It also predicts that toys and products will become ever-more gender neutral and more and more young people will become far more socially conscious, as the younger generation call for more sustainability in products.

 

Kids Insights’ experts also expect to see the rise of eSports continue in 2018 and beyond – and this could lead to an increase in the popularity of Twitch (the live streaming platform owned by Amazon), which, according to the latest data, is now watched by nine per cent of 16-18-year olds and entered the top ten for the first time.

 

Nick said: “As well as Twitch, more mainstream broadcasters such as BBC Three and Sky Sports are dedicating more screen time to cover eSports and properties, such as Formula 1, are investing heavily in their official eSports offering.

 

“We think eSports could be a £1bn global industry by 2020, with an audience of 600 million – many of these teens. As eSports become more main stream and integrated into traditional sports, the opportunities for properties, broadcasters and the licensing industry will become even more exciting.”

 

And the trend for innovation is likely to extend to books in 2018.

 

Nick said: “With the trend for co-creation continuing, where children no longer just wish to just consume, but instead to code and craft their own content – can books seek to innovate and tap into this trend?

 

“Using Augmented Reality technology with books could be one way to allow for wider experience with printed text. Utilising technology such as AR could help printed books reach an audience who are increasingly using screens and devices over books.
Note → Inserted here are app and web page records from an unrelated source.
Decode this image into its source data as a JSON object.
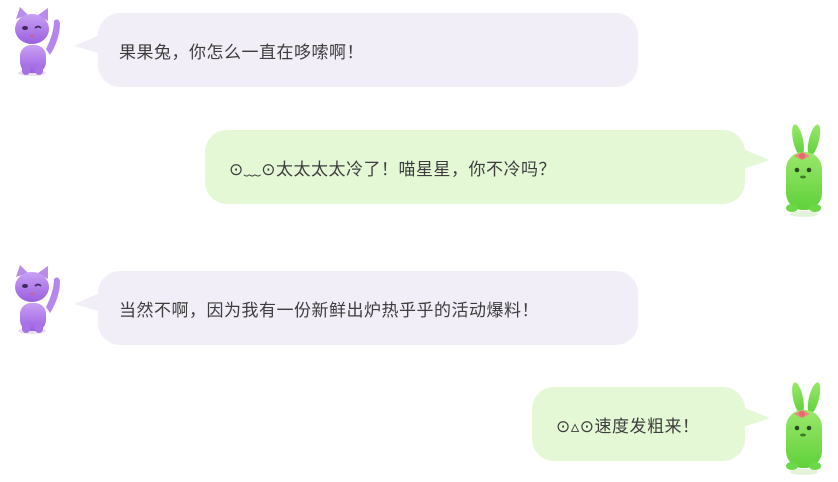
{
  "chat": {
    "messages": [
      {
        "sender": "cat",
        "text": "果果兔，你怎么一直在哆嗦啊！"
      },
      {
        "sender": "rabbit",
        "text": "⊙﹏⊙太太太太冷了！喵星星，你不冷吗？"
      },
      {
        "sender": "cat",
        "text": "当然不啊，因为我有一份新鲜出炉热乎乎的活动爆料！"
      },
      {
        "sender": "rabbit",
        "text": "⊙▵⊙速度发粗来！"
      }
    ]
  },
  "colors": {
    "cat_bubble": "#f1eef8",
    "rabbit_bubble": "#e4f8d6",
    "text": "#3d3d3d"
  }
}
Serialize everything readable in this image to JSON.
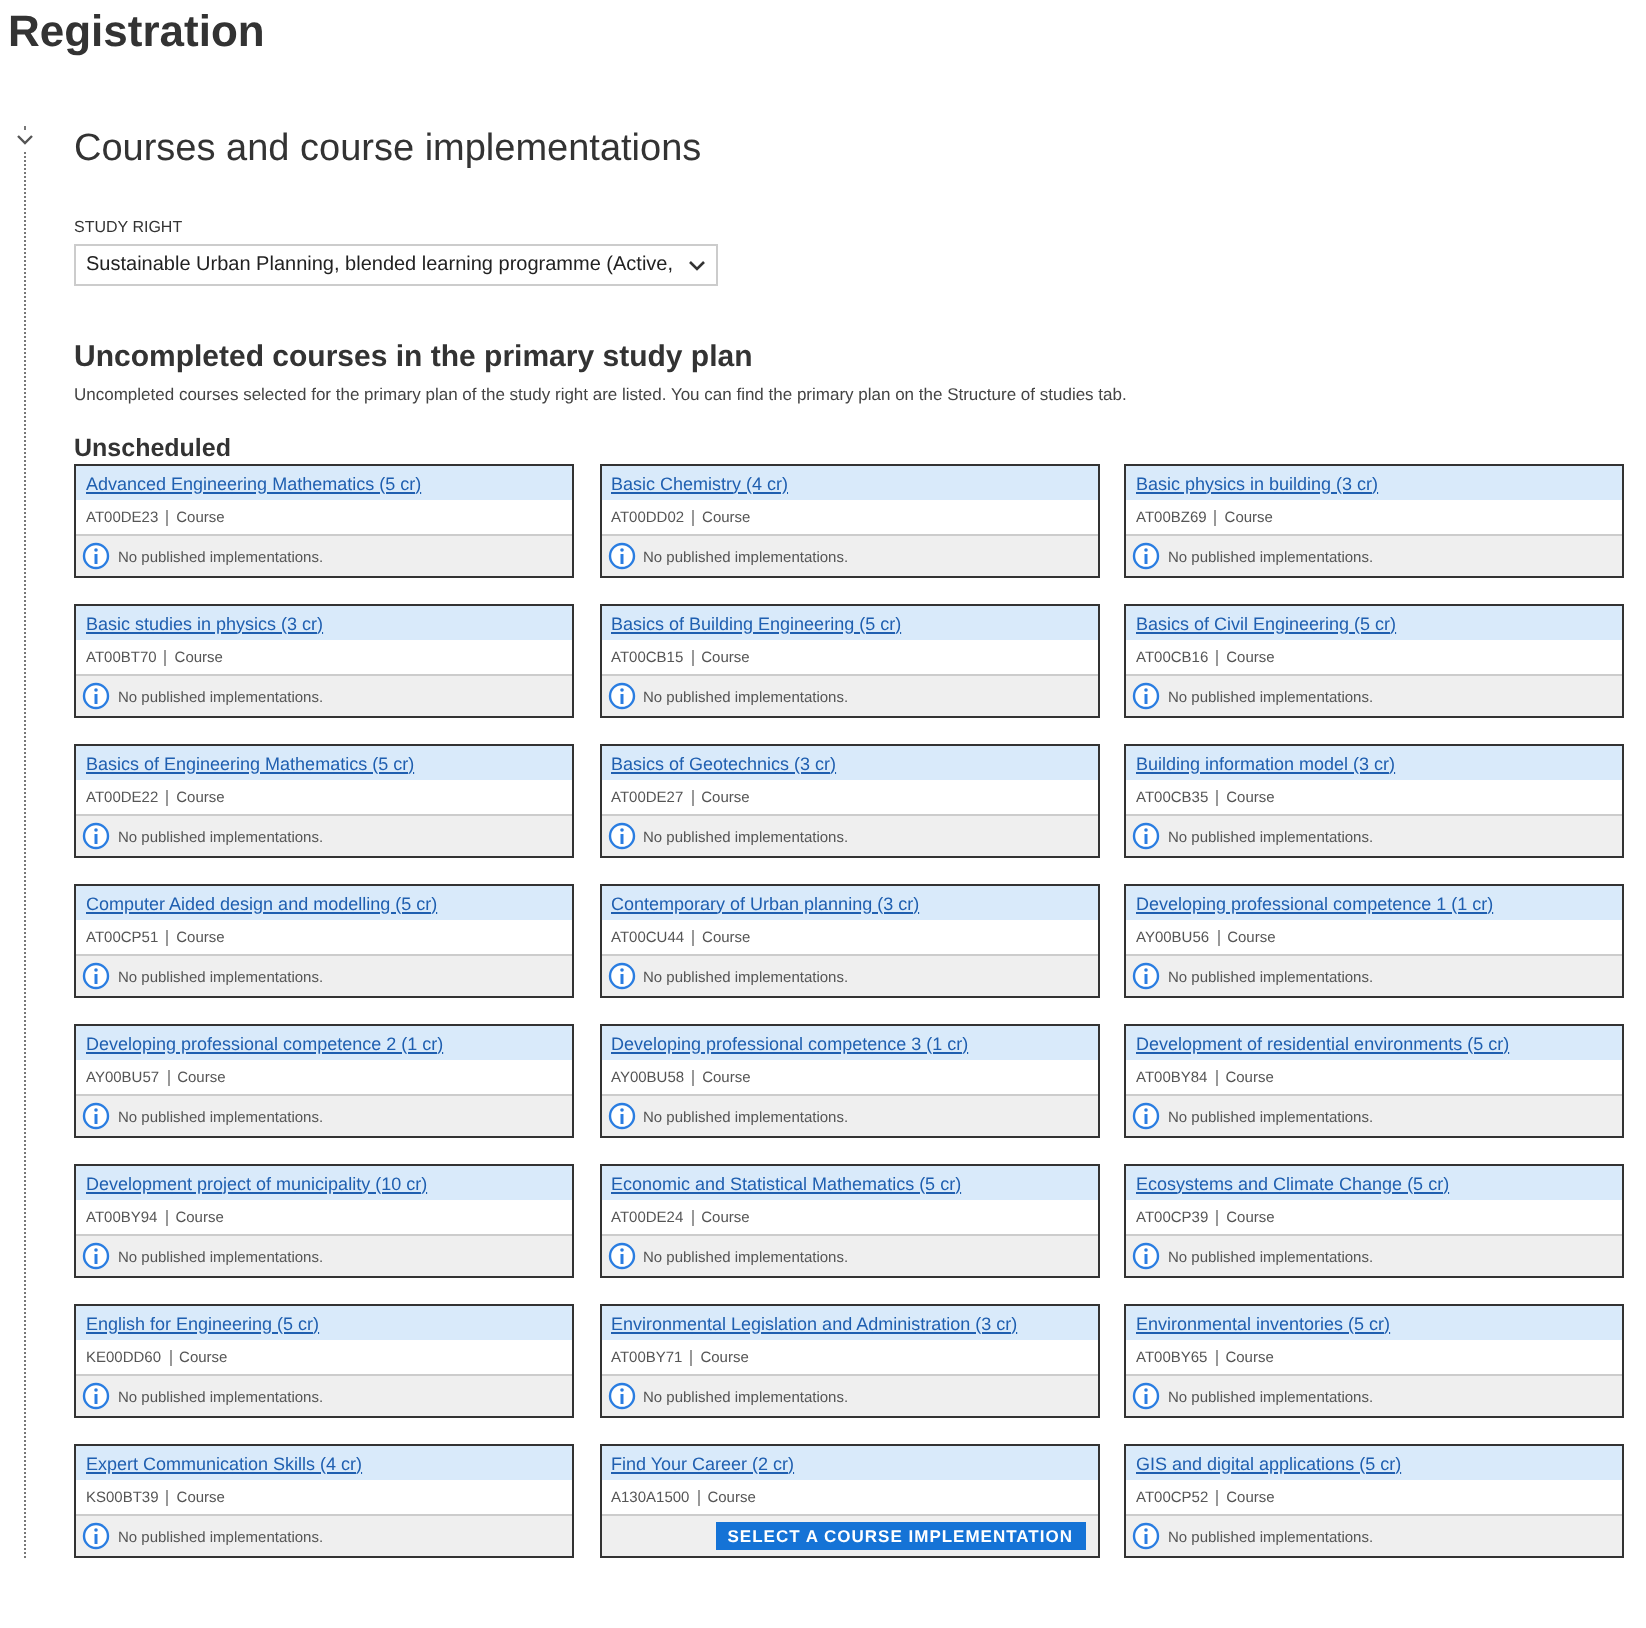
{
  "page_title": "Registration",
  "section": {
    "title": "Courses and course implementations",
    "expanded": true
  },
  "study_right": {
    "label": "STUDY RIGHT",
    "value": "Sustainable Urban Planning, blended learning programme (Active,"
  },
  "plan": {
    "title": "Uncompleted courses in the primary study plan",
    "description": "Uncompleted courses selected for the primary plan of the study right are listed. You can find the primary plan on the Structure of studies tab.",
    "group": "Unscheduled"
  },
  "courses": [
    {
      "title": "Advanced Engineering Mathematics (5 cr)",
      "code": "AT00DE23",
      "type": "Course",
      "kind": "info",
      "footer": "No published implementations."
    },
    {
      "title": "Basic Chemistry (4 cr)",
      "code": "AT00DD02",
      "type": "Course",
      "kind": "info",
      "footer": "No published implementations."
    },
    {
      "title": "Basic physics in building (3 cr)",
      "code": "AT00BZ69",
      "type": "Course",
      "kind": "info",
      "footer": "No published implementations."
    },
    {
      "title": "Basic studies in physics (3 cr)",
      "code": "AT00BT70",
      "type": "Course",
      "kind": "info",
      "footer": "No published implementations."
    },
    {
      "title": "Basics of Building Engineering (5 cr)",
      "code": "AT00CB15",
      "type": "Course",
      "kind": "info",
      "footer": "No published implementations."
    },
    {
      "title": "Basics of Civil Engineering (5 cr)",
      "code": "AT00CB16",
      "type": "Course",
      "kind": "info",
      "footer": "No published implementations."
    },
    {
      "title": "Basics of Engineering Mathematics (5 cr)",
      "code": "AT00DE22",
      "type": "Course",
      "kind": "info",
      "footer": "No published implementations."
    },
    {
      "title": "Basics of Geotechnics (3 cr)",
      "code": "AT00DE27",
      "type": "Course",
      "kind": "info",
      "footer": "No published implementations."
    },
    {
      "title": "Building information model (3 cr)",
      "code": "AT00CB35",
      "type": "Course",
      "kind": "info",
      "footer": "No published implementations."
    },
    {
      "title": "Computer Aided design and modelling (5 cr)",
      "code": "AT00CP51",
      "type": "Course",
      "kind": "info",
      "footer": "No published implementations."
    },
    {
      "title": "Contemporary of Urban planning (3 cr)",
      "code": "AT00CU44",
      "type": "Course",
      "kind": "info",
      "footer": "No published implementations."
    },
    {
      "title": "Developing professional competence 1 (1 cr)",
      "code": "AY00BU56",
      "type": "Course",
      "kind": "info",
      "footer": "No published implementations."
    },
    {
      "title": "Developing professional competence 2 (1 cr)",
      "code": "AY00BU57",
      "type": "Course",
      "kind": "info",
      "footer": "No published implementations."
    },
    {
      "title": "Developing professional competence 3 (1 cr)",
      "code": "AY00BU58",
      "type": "Course",
      "kind": "info",
      "footer": "No published implementations."
    },
    {
      "title": "Development of residential environments (5 cr)",
      "code": "AT00BY84",
      "type": "Course",
      "kind": "info",
      "footer": "No published implementations."
    },
    {
      "title": "Development project of municipality (10 cr)",
      "code": "AT00BY94",
      "type": "Course",
      "kind": "info",
      "footer": "No published implementations."
    },
    {
      "title": "Economic and Statistical Mathematics (5 cr)",
      "code": "AT00DE24",
      "type": "Course",
      "kind": "info",
      "footer": "No published implementations."
    },
    {
      "title": "Ecosystems and Climate Change (5 cr)",
      "code": "AT00CP39",
      "type": "Course",
      "kind": "info",
      "footer": "No published implementations."
    },
    {
      "title": "English for Engineering (5 cr)",
      "code": "KE00DD60",
      "type": "Course",
      "kind": "info",
      "footer": "No published implementations."
    },
    {
      "title": "Environmental Legislation and Administration (3 cr)",
      "code": "AT00BY71",
      "type": "Course",
      "kind": "info",
      "footer": "No published implementations."
    },
    {
      "title": "Environmental inventories (5 cr)",
      "code": "AT00BY65",
      "type": "Course",
      "kind": "info",
      "footer": "No published implementations."
    },
    {
      "title": "Expert Communication Skills (4 cr)",
      "code": "KS00BT39",
      "type": "Course",
      "kind": "info",
      "footer": "No published implementations."
    },
    {
      "title": "Find Your Career (2 cr)",
      "code": "A130A1500",
      "type": "Course",
      "kind": "action",
      "footer": "SELECT A COURSE IMPLEMENTATION"
    },
    {
      "title": "GIS and digital applications (5 cr)",
      "code": "AT00CP52",
      "type": "Course",
      "kind": "info",
      "footer": "No published implementations."
    }
  ]
}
We expect this to have an impact in engaging and enhancing creativity skills in children.”

 

To download a complimentary copy of Kids Insights Future Forecasts report visit http://freereport.kidsinsights.co.uk/futureforecast/.